Convergence and nonconvergence in the quality of adolescent relationships and its association with adolescent adjustment and young-adult relationship quality

Research output: Contribution to journalArticle

11 Scopus citations

Abstract

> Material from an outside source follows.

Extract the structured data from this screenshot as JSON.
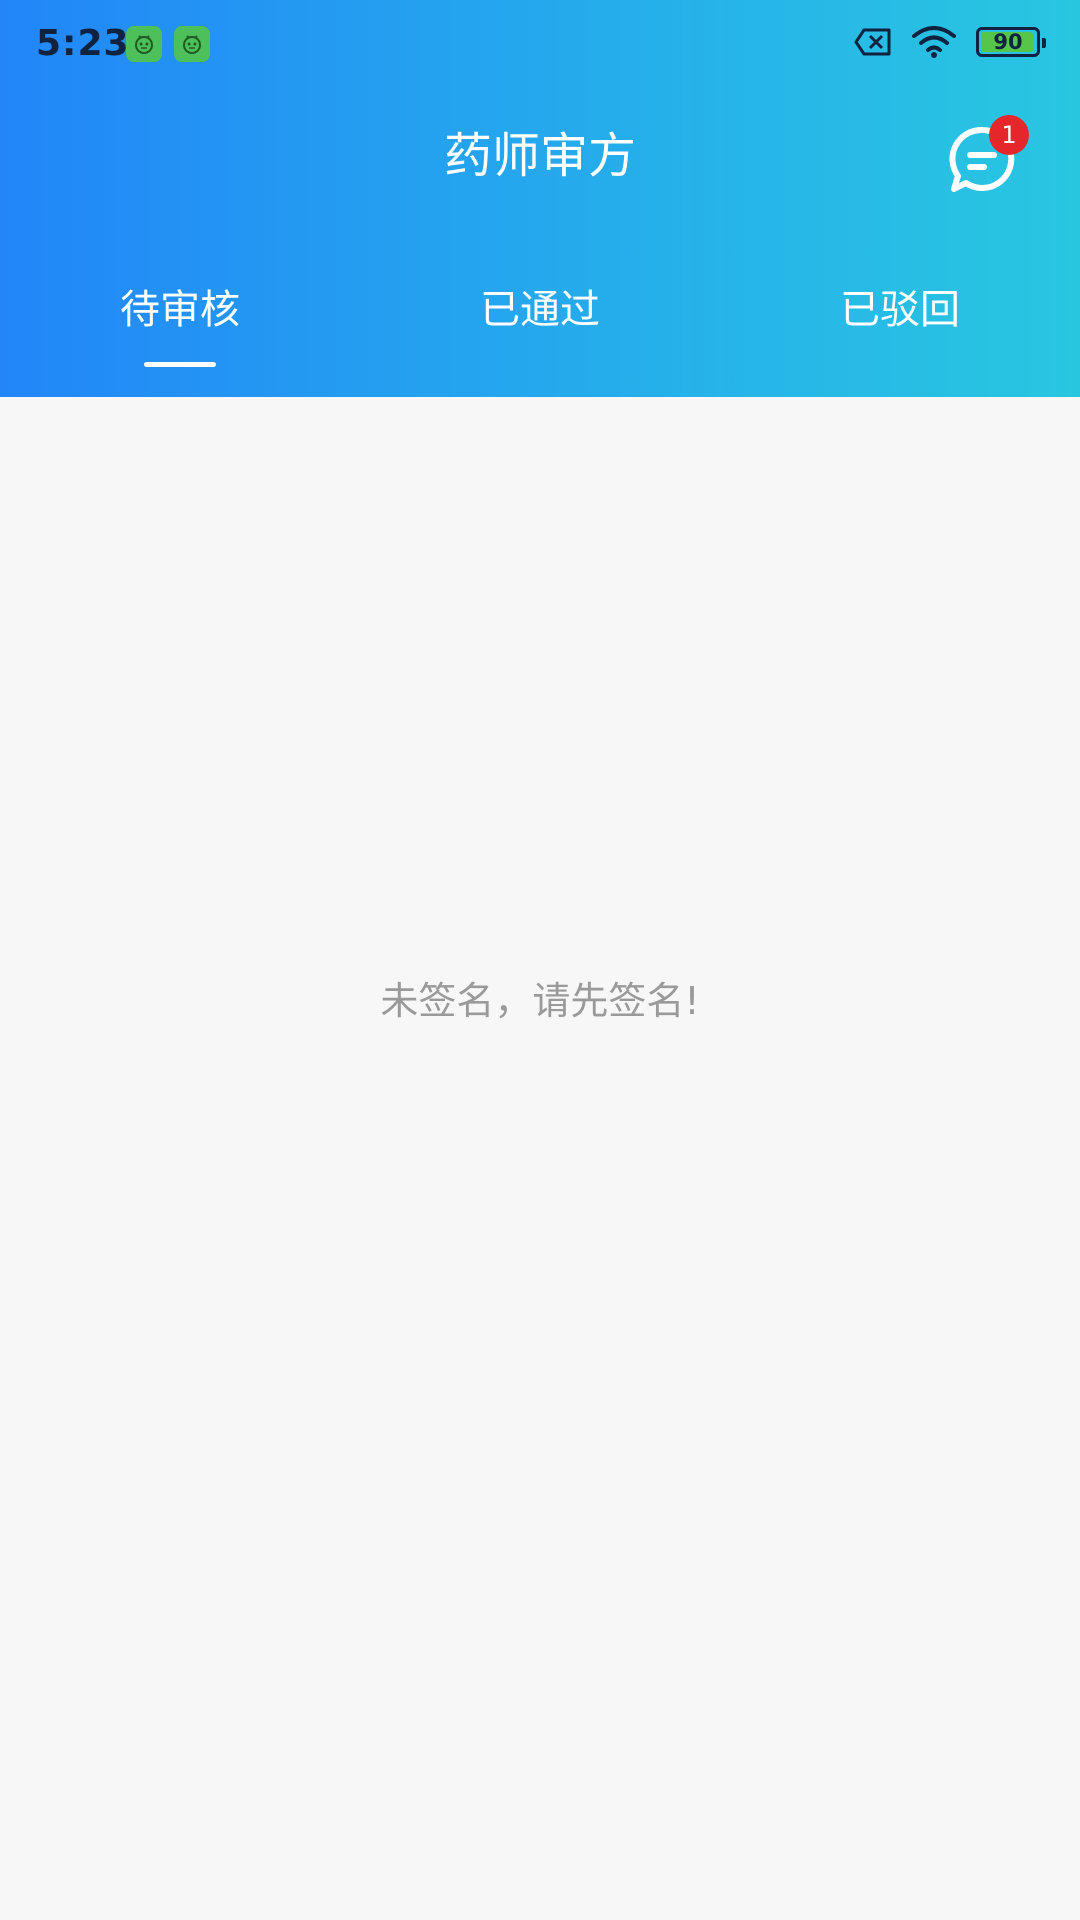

With the aim of identifying and examining both convergence (matched relationship quality across one's set of relationships) and nonconvergence (mixed relationship quality across one's set of relationships), the present study used a pattern-centered approach to examine the different ways adolescent relationships pattern together among a large, national sample of U.S. adolescents (aged 13-19). The study also examined how adolescent adjustment and young-adult relationship quality varied across the different relationship patterns or constellations. The current study used latent class analysis and data from Add Health (n = 4,233), a national U.S. longitudinal study that spans adolescence and young adulthood, to uncover heterogeneity in adolescent relations with parents, friends, romantic partners, peers, and teachers. As predicted, patterns of both convergence and nonconvergence were found, though patterns of nonconvergence were more common than expected. Some patterns of nonconvergence appear more stable (i.e., similar pattern found during both adolescence and young adulthood) than others. Also, no "high" converging pattern was found, indicating that few adolescents have "first-rate" relations in every relational domain.

Original languageEnglish (US)
Pages (from-to)497-506
Number of pages10
JournalInternational Journal of Behavioral Development
Volume35
Issue number6
DOIs
StatePublished - Nov 2011

Keywords

  • adolescent development
  • latent class analysis
  • relationship quality
  • social capital

ASJC Scopus subject areas

  • Social Psychology
  • Education
  • Developmental and Educational Psychology
  • Social Sciences (miscellaneous)
  • Developmental Neuroscience
  • Life-span and Life-course Studies

Fingerprint Dive into the research topics of 'Convergence and nonconvergence in the quality of adolescent relationships and its association with adolescent adjustment and young-adult relationship quality'. Together they form a unique fingerprint.

  • Cite this